DARK NIGHT (Tim Sutton). 85 minutes. Opens Monday (February 27). See listing. Rating: NN
Tim Sutton brought Dark Night to Sundance in January 2016, less than four years after James Holmes opened fire on an Aurora, Colorado, audience watching The Dark Knight Rises. I don’t know that it was too soon for a film dramatizing those events, but I do know that this particular work could have used a little more thought.
Dark Night is an arm’s-length dramatization rather than a docudrama – an abstracted, sombre study of ordinary people in a nondescript American suburb drifting through their day, all but one unaware of the carnage to come.
Sutton, who made the American indies Pavilion and Memphis, borrows the floating camera and moody haze of Gus Van Sant’s Elephant, which similarly imagined the hours before the Columbine massacre. It’s an understandable, even organic lift, and Sutton’s previous films drew comparisons to Van Sant’s gauzy meditations like Last Days and Paranoid Park.

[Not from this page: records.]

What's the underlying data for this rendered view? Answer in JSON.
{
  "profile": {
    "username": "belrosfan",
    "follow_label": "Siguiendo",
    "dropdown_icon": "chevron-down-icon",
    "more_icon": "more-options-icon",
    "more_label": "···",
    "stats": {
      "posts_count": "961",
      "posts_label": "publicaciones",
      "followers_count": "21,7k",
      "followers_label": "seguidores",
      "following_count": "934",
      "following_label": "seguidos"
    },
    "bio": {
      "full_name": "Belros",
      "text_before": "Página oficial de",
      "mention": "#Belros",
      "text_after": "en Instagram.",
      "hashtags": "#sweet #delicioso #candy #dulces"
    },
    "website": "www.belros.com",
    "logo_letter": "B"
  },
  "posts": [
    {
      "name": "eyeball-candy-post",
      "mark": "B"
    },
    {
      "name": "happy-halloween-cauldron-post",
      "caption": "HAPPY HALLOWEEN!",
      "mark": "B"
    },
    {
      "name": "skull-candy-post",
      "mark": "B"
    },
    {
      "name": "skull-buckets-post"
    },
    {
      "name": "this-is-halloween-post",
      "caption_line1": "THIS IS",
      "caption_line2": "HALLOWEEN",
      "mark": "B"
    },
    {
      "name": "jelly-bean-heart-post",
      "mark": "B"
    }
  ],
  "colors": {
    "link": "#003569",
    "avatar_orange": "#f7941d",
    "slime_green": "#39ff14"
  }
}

But having appropriated those tools, Sutton immediately blunts their impact, defusing potentially tense or thoughtful moments by drowning them in an emo soundtrack by Montreal singer/songwriter Maica Armata or clumsily attempting to position multiple characters as potential gunmen before revealing the actual shooter.
In an especially irritating meta flourish, Sutton creates distance from the Aurora massacre by having a character watch TV news footage of the aftermath, suggesting that this event is a separate occurrence – which only confuses things further as the movie’s trajectory heads toward that midnight screening.

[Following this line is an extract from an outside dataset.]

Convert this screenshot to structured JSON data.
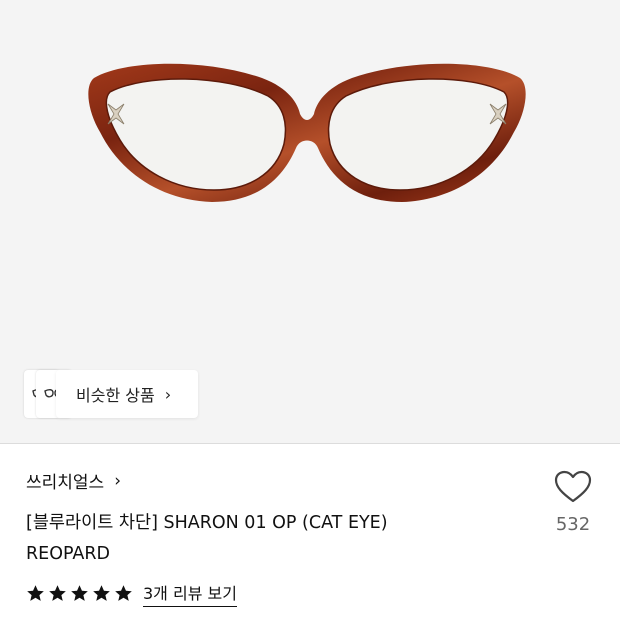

For every moment that’s cinematic and powerful – like a recurring shot of a parking lot light tower that resembles the Joker’s jagged smile, or a casual guitar practice that takes a nerve-shredding turn – there are two others that just fall flat. There’s a difference between ambiguity and frustration, and Dark Night falls on the wrong side.